‘There is no crisis’

news: ‘There is no crisis’

Minister of Public Works, Transport and Communications speaker at ACL meeting.

ANTÓNIO Mexia, Minister of Public Works, Transport and Communications, was the guest speaker at a lunch meeting of the American Club of Lisbon (ACL), held recently at the Sheraton Hotel in Lisbon. With an audience of more than 130 ACL members, the minister announced the two new proposed bridges to cross the River Tejo – a vehicle crossing from Algés to Trafaria and a rail crossing from Chelas to Barreiro.

Economic crisis

Mexia’s speech, entitled ‘Productivity: Reform of the State and Civil Society’, was hard hitting and to the point. Talking about Portugal’s economic situation, he said that, in his opinion, there is no crisis, as “a crisis is something you cannot control, which isn’t Portugal’s case.” He continued: “Most of the things that need to be done are within our power to control or change.” He said that the key word is ‘reform’. “Portugal has to have the courage to carry out the reforms that have been postponed for far too long.”

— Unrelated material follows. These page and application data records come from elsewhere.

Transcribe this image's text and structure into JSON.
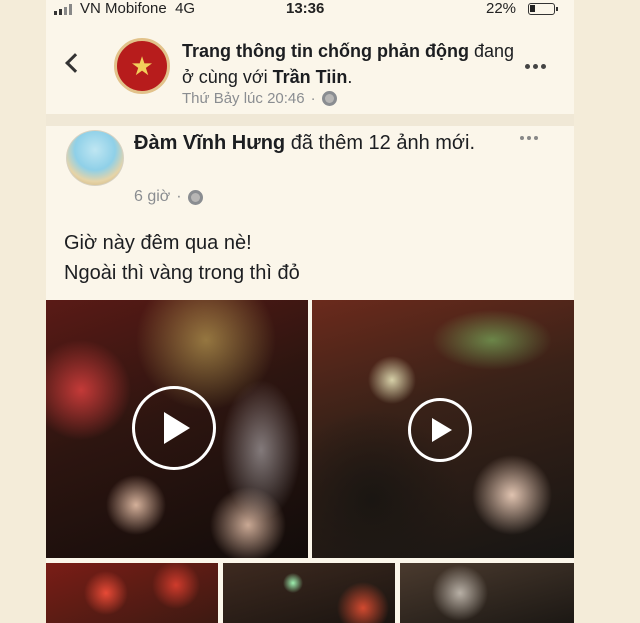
{
  "status_bar": {
    "carrier": "VN Mobifone",
    "network": "4G",
    "time": "13:36",
    "battery_percent": "22%",
    "battery_level": 0.22
  },
  "header": {
    "page_name": "Trang thông tin chống phản động",
    "with_text": " đang ở cùng với ",
    "tagged_name": "Trần Tiin",
    "tagged_suffix": ".",
    "timestamp": "Thứ Bảy lúc 20:46",
    "separator": "·"
  },
  "shared_post": {
    "author": "Đàm Vĩnh Hưng",
    "action": " đã thêm 12 ảnh mới.",
    "timestamp": "6 giờ",
    "separator": "·",
    "caption_lines": [
      "Giờ này đêm qua nè!",
      "Ngoài thì vàng trong thì đỏ"
    ]
  },
  "icons": {
    "back": "back-chevron-icon",
    "more": "more-options-icon",
    "audience": "globe-icon",
    "play": "play-icon",
    "logo": "police-star-emblem"
  },
  "colors": {
    "background": "#fbf6ea",
    "text": "#1c1e21",
    "meta": "#8a8d91",
    "logo_red": "#b71c1c"
  }
}
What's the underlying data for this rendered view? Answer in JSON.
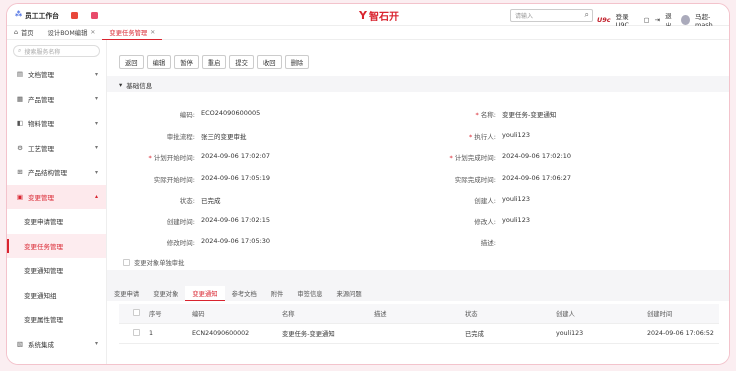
{
  "header": {
    "app_name": "员工工作台",
    "logo_text": "智石开",
    "search_placeholder": "请输入",
    "u9c_badge": "U9c",
    "login_label": "登录U9C",
    "logout_label": "退出",
    "user_name": "马超-mash..."
  },
  "tabs": [
    {
      "label": "首页"
    },
    {
      "label": "设计BOM编辑"
    },
    {
      "label": "变更任务管理"
    }
  ],
  "sidebar": {
    "search_placeholder": "搜索服务名称",
    "items": [
      {
        "label": "文档管理"
      },
      {
        "label": "产品管理"
      },
      {
        "label": "物料管理"
      },
      {
        "label": "工艺管理"
      },
      {
        "label": "产品结构管理"
      },
      {
        "label": "变更管理"
      }
    ],
    "subitems": [
      {
        "label": "变更申请管理"
      },
      {
        "label": "变更任务管理"
      },
      {
        "label": "变更通知管理"
      },
      {
        "label": "变更通知组"
      },
      {
        "label": "变更属性管理"
      }
    ],
    "bottom_item": {
      "label": "系统集成"
    }
  },
  "toolbar": {
    "buttons": [
      {
        "label": "返回"
      },
      {
        "label": "编辑"
      },
      {
        "label": "暂停"
      },
      {
        "label": "重启"
      },
      {
        "label": "提交"
      },
      {
        "label": "收回"
      },
      {
        "label": "删除"
      }
    ]
  },
  "section": {
    "title": "基础信息"
  },
  "form": {
    "code_label": "编码:",
    "code_value": "ECO24090600005",
    "name_label": "名称:",
    "name_value": "变更任务-变更通知",
    "flow_label": "审批流程:",
    "flow_value": "张三的变更审批",
    "executor_label": "执行人:",
    "executor_value": "youli123",
    "plan_start_label": "计划开始时间:",
    "plan_start_value": "2024-09-06 17:02:07",
    "plan_end_label": "计划完成时间:",
    "plan_end_value": "2024-09-06 17:02:10",
    "actual_start_label": "实际开始时间:",
    "actual_start_value": "2024-09-06 17:05:19",
    "actual_end_label": "实际完成时间:",
    "actual_end_value": "2024-09-06 17:06:27",
    "status_label": "状态:",
    "status_value": "已完成",
    "creator_label": "创建人:",
    "creator_value": "youli123",
    "created_label": "创建时间:",
    "created_value": "2024-09-06 17:02:15",
    "modifier_label": "修改人:",
    "modifier_value": "youli123",
    "modified_label": "修改时间:",
    "modified_value": "2024-09-06 17:05:30",
    "desc_label": "描述:",
    "check_label": "变更对象单独审批"
  },
  "subtabs": [
    {
      "label": "变更申请"
    },
    {
      "label": "变更对象"
    },
    {
      "label": "变更通知"
    },
    {
      "label": "参考文档"
    },
    {
      "label": "附件"
    },
    {
      "label": "审签信息"
    },
    {
      "label": "来源问题"
    }
  ],
  "table": {
    "headers": [
      "序号",
      "编码",
      "名称",
      "描述",
      "状态",
      "创建人",
      "创建时间"
    ],
    "rows": [
      [
        "1",
        "ECN24090600002",
        "变更任务-变更通知",
        "",
        "已完成",
        "youli123",
        "2024-09-06 17:06:52"
      ]
    ]
  },
  "colors": {
    "accent": "#d9242f",
    "frame": "#f3c3cc",
    "background": "#fbeef1"
  }
}
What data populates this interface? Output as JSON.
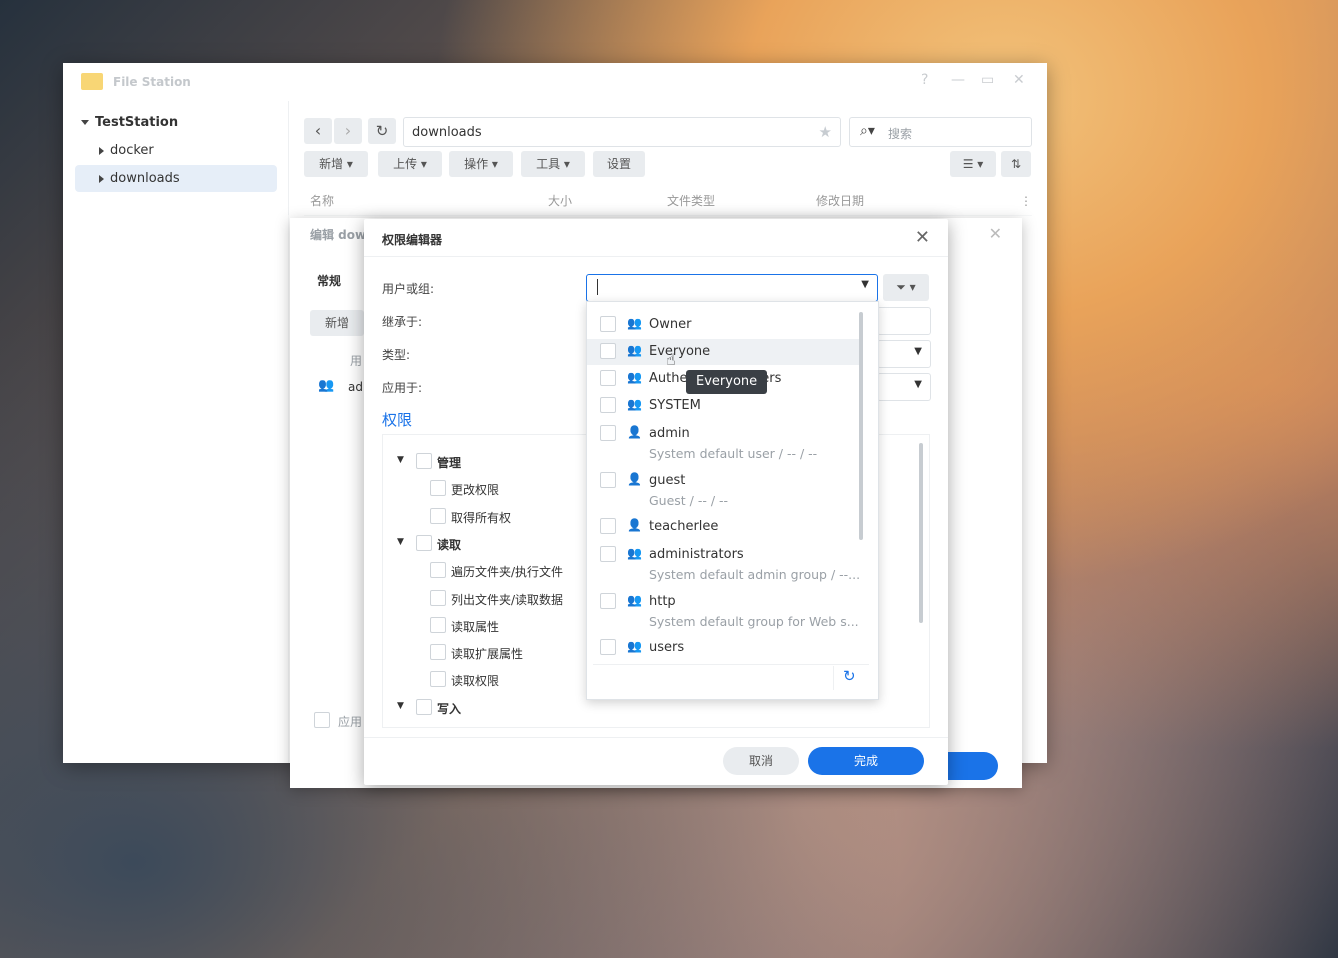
{
  "app": {
    "title": "File Station"
  },
  "window_controls": {
    "help": "?",
    "minimize": "—",
    "maximize": "▭",
    "close": "✕"
  },
  "sidebar": {
    "root": "TestStation",
    "items": [
      {
        "label": "docker"
      },
      {
        "label": "downloads"
      }
    ]
  },
  "toolbar": {
    "path": "downloads",
    "search_placeholder": "搜索",
    "buttons": {
      "create": "新增",
      "upload": "上传",
      "action": "操作",
      "tools": "工具",
      "settings": "设置"
    }
  },
  "file_table": {
    "columns": [
      "名称",
      "大小",
      "文件类型",
      "修改日期"
    ]
  },
  "props_window": {
    "title": "编辑 dow",
    "tab_general": "常规",
    "create_button": "新增",
    "col_user": "用",
    "row_user": "ad",
    "apply_label": "应用"
  },
  "modal": {
    "title": "权限编辑器",
    "fields": {
      "user_or_group": "用户或组:",
      "inherit_from": "继承于:",
      "type": "类型:",
      "apply_to": "应用于:"
    },
    "section_permissions": "权限",
    "permissions": [
      {
        "label": "管理",
        "bold": true,
        "children": [
          "更改权限",
          "取得所有权"
        ]
      },
      {
        "label": "读取",
        "bold": true,
        "children": [
          "遍历文件夹/执行文件",
          "列出文件夹/读取数据",
          "读取属性",
          "读取扩展属性",
          "读取权限"
        ]
      },
      {
        "label": "写入",
        "bold": true,
        "children": []
      }
    ],
    "cancel_button": "取消",
    "done_button": "完成"
  },
  "dropdown": {
    "items": [
      {
        "name": "Owner",
        "desc": "",
        "type": "group"
      },
      {
        "name": "Everyone",
        "desc": "",
        "type": "group"
      },
      {
        "name": "Authenticated Users",
        "desc": "",
        "type": "group"
      },
      {
        "name": "SYSTEM",
        "desc": "",
        "type": "group"
      },
      {
        "name": "admin",
        "desc": "System default user / -- / --",
        "type": "user"
      },
      {
        "name": "guest",
        "desc": "Guest / -- / --",
        "type": "user"
      },
      {
        "name": "teacherlee",
        "desc": "",
        "type": "user"
      },
      {
        "name": "administrators",
        "desc": "System default admin group / --...",
        "type": "group"
      },
      {
        "name": "http",
        "desc": "System default group for Web s...",
        "type": "group"
      },
      {
        "name": "users",
        "desc": "",
        "type": "group"
      }
    ]
  },
  "tooltip": {
    "text": "Everyone"
  },
  "colors": {
    "accent": "#1a73e8",
    "selected_bg": "#e6eef8"
  }
}
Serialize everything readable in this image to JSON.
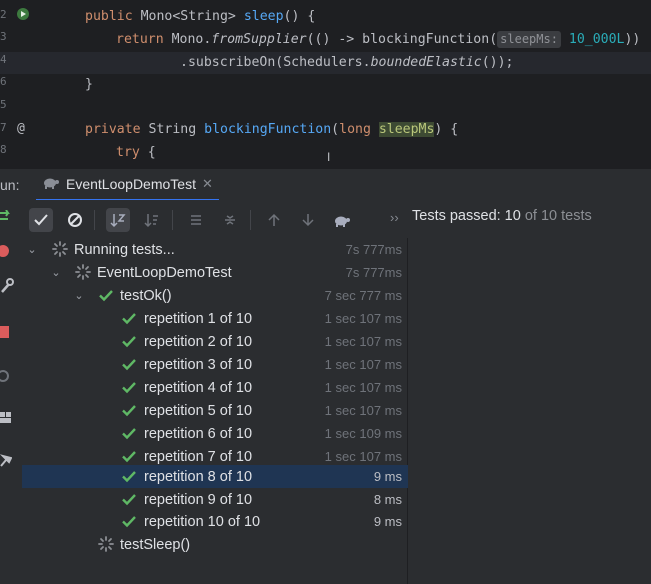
{
  "editor": {
    "lines": [
      {
        "num": "2",
        "top_text": "public Mono<String> sleep() {"
      },
      {
        "num": "3"
      },
      {
        "num": "4"
      },
      {
        "num": "5"
      },
      {
        "num": "6"
      },
      {
        "num": "7"
      },
      {
        "num": "8"
      }
    ],
    "code": {
      "l1_public": "public",
      "l1_type": "Mono<String>",
      "l1_name": "sleep",
      "l1_rest": "() {",
      "l2_return": "return",
      "l2_mono": "Mono.",
      "l2_method": "fromSupplier",
      "l2_lambda": "(() -> blockingFunction(",
      "l2_hint": "sleepMs:",
      "l2_value": "10_000L",
      "l2_end": "))",
      "l3_sub": ".subscribeOn(Schedulers.",
      "l3_method": "boundedElastic",
      "l3_end": "());",
      "l4": "}",
      "l6_private": "private",
      "l6_type": "String",
      "l6_name": "blockingFunction",
      "l6_paren": "(",
      "l6_long": "long",
      "l6_param": "sleepMs",
      "l6_end": ") {",
      "l7_try": "try",
      "l7_brace": "{"
    }
  },
  "run": {
    "label": "un:",
    "tab_label": "EventLoopDemoTest",
    "status_main": "Tests passed: 10",
    "status_rest": "of 10 tests"
  },
  "tree": [
    {
      "label": "Running tests...",
      "time": "7s 777ms"
    },
    {
      "label": "EventLoopDemoTest",
      "time": "7s 777ms"
    },
    {
      "label": "testOk()",
      "time": "7 sec 777 ms"
    },
    {
      "label": "repetition 1 of 10",
      "time": "1 sec 107 ms"
    },
    {
      "label": "repetition 2 of 10",
      "time": "1 sec 107 ms"
    },
    {
      "label": "repetition 3 of 10",
      "time": "1 sec 107 ms"
    },
    {
      "label": "repetition 4 of 10",
      "time": "1 sec 107 ms"
    },
    {
      "label": "repetition 5 of 10",
      "time": "1 sec 107 ms"
    },
    {
      "label": "repetition 6 of 10",
      "time": "1 sec 109 ms"
    },
    {
      "label": "repetition 7 of 10",
      "time": "1 sec 107 ms"
    },
    {
      "label": "repetition 8 of 10",
      "time": "9 ms"
    },
    {
      "label": "repetition 9 of 10",
      "time": "8 ms"
    },
    {
      "label": "repetition 10 of 10",
      "time": "9 ms"
    },
    {
      "label": "testSleep()",
      "time": ""
    }
  ],
  "colors": {
    "pass_green": "#5fb865",
    "selection": "#1f3553",
    "accent": "#3574f0"
  }
}
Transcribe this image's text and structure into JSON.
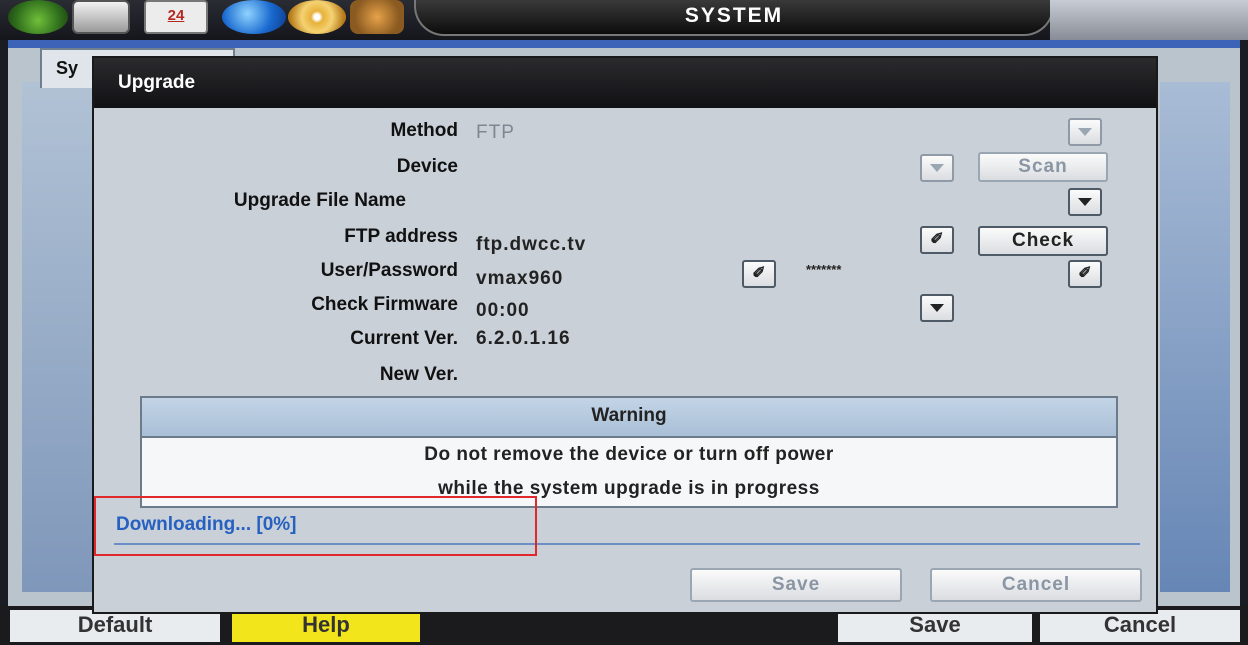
{
  "topbar": {
    "calendar_label": "24",
    "title": "SYSTEM"
  },
  "background": {
    "tab_label": "Sy",
    "buttons": {
      "default": "Default",
      "help": "Help",
      "save": "Save",
      "cancel": "Cancel"
    }
  },
  "dialog": {
    "title": "Upgrade",
    "fields": {
      "method_label": "Method",
      "method_value": "FTP",
      "device_label": "Device",
      "device_value": "",
      "file_label": "Upgrade File Name",
      "file_value": "",
      "ftp_label": "FTP address",
      "ftp_value": "ftp.dwcc.tv",
      "user_label": "User/Password",
      "user_value": "vmax960",
      "password_value": "*******",
      "check_label": "Check Firmware",
      "check_value": "00:00",
      "current_label": "Current Ver.",
      "current_value": "6.2.0.1.16",
      "new_label": "New Ver.",
      "new_value": ""
    },
    "buttons": {
      "scan": "Scan",
      "check": "Check",
      "save": "Save",
      "cancel": "Cancel",
      "edit_glyph": "✐"
    },
    "warning": {
      "title": "Warning",
      "line1": "Do not remove the device or turn off power",
      "line2": "while the system upgrade is in progress"
    },
    "progress": {
      "text": "Downloading... [0%]",
      "percent": 0
    }
  },
  "colors": {
    "highlight_border": "#e0282a",
    "progress_text": "#2660c0",
    "help_button": "#f2e51c"
  }
}
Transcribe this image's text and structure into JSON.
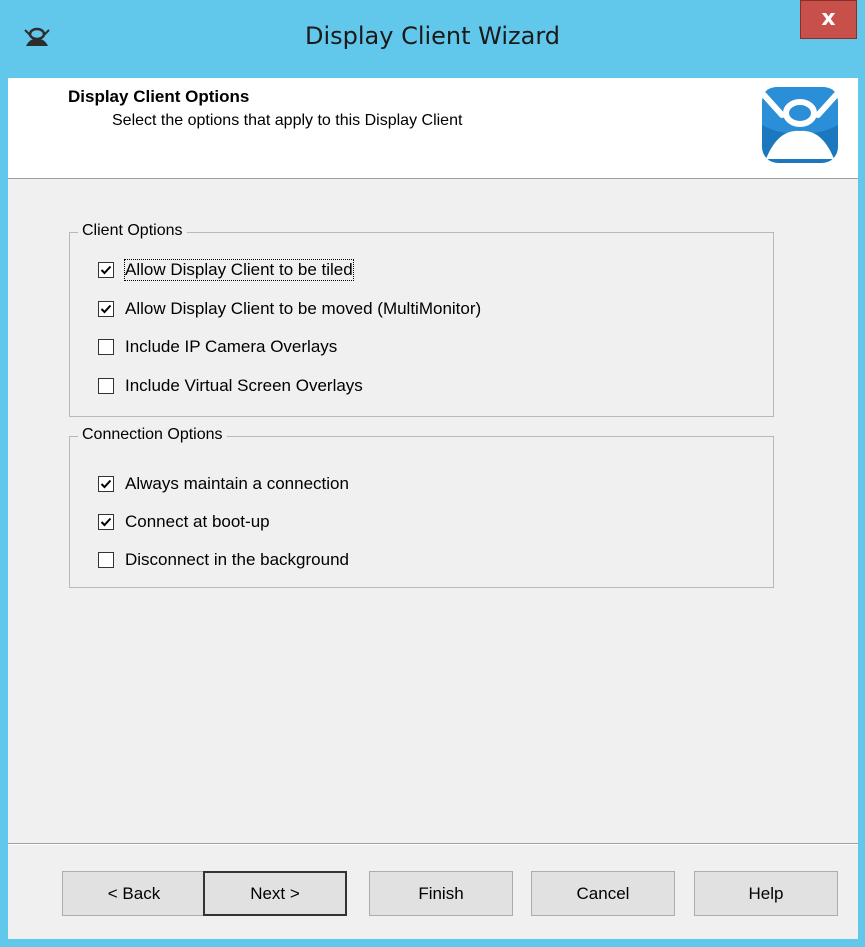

Portuguese feel threatened by competition

Productivity was next on his agenda. It is a known fact that Portugal’s productivity is low, at a rate of 64 per cent against, for example, Greece’s 83 per cent and Spain’s 95 per cent. “These numbers should make us get up and think. While talking about productivity, we have to talk about two very important things – competition and networking,” he continued. “Portugal doesn’t like competition – people feel threatened by it. Portugal is not good at networking, we have to get out of our comfort zone and reach out to compete.”

The Public Administration represents 15 per cent of the Gross National Product (GNP), when the European average is, and has been for a long time, around 11 per cent. “People should become aware of prices. For instance, when you buy a Metro ticket, you should know how much you are paying for it and how much it actually costs to have that public transport in operation.”

‘Taxes have to be paid’

“According to Portuguese mentality, the government is ‘someone’ who is there to pay the bills and to give us no responsibility. All rights no obligations,” saidMexia. “Nowadays, people don’t seem to be able to think beyond their immediate future and that explains some of the country’s social behaviours, like not paying taxes. People fail to see that future generations, their children, will suffer from our behaviour today. Until recently, if someone said that they paid their taxes, everybody else would think that they were stupid. We all need to start taking responsibility for our own actions and be conscious that everything has a price and that taxes have to be paid,” he stressed.

Europe: ‘realisation has hit home’

The Minister continued: “Europe has, for a long time, mistakenly thought that their welfare system is much fairer than the one of the US. Luckily, in the last couple of years, the realisation has hit home that maybe the European system doesn’t work that well. But if we take a closer look at the tax systems of both Europe and the US, we realise that indirect taxes are much higher in Europe than in the US. Europe is not as fair, while basing their system so much on indirect taxes, because those who earn less consume more.”

‘We need elite people’

“If Portugal’s major money makers are pleased with the situation in the country, they will reinvest their money here and, therefore, generate more wealth. We need elite people who are motivated and have the ability to help Portugal make the changes.”

Bob Hughes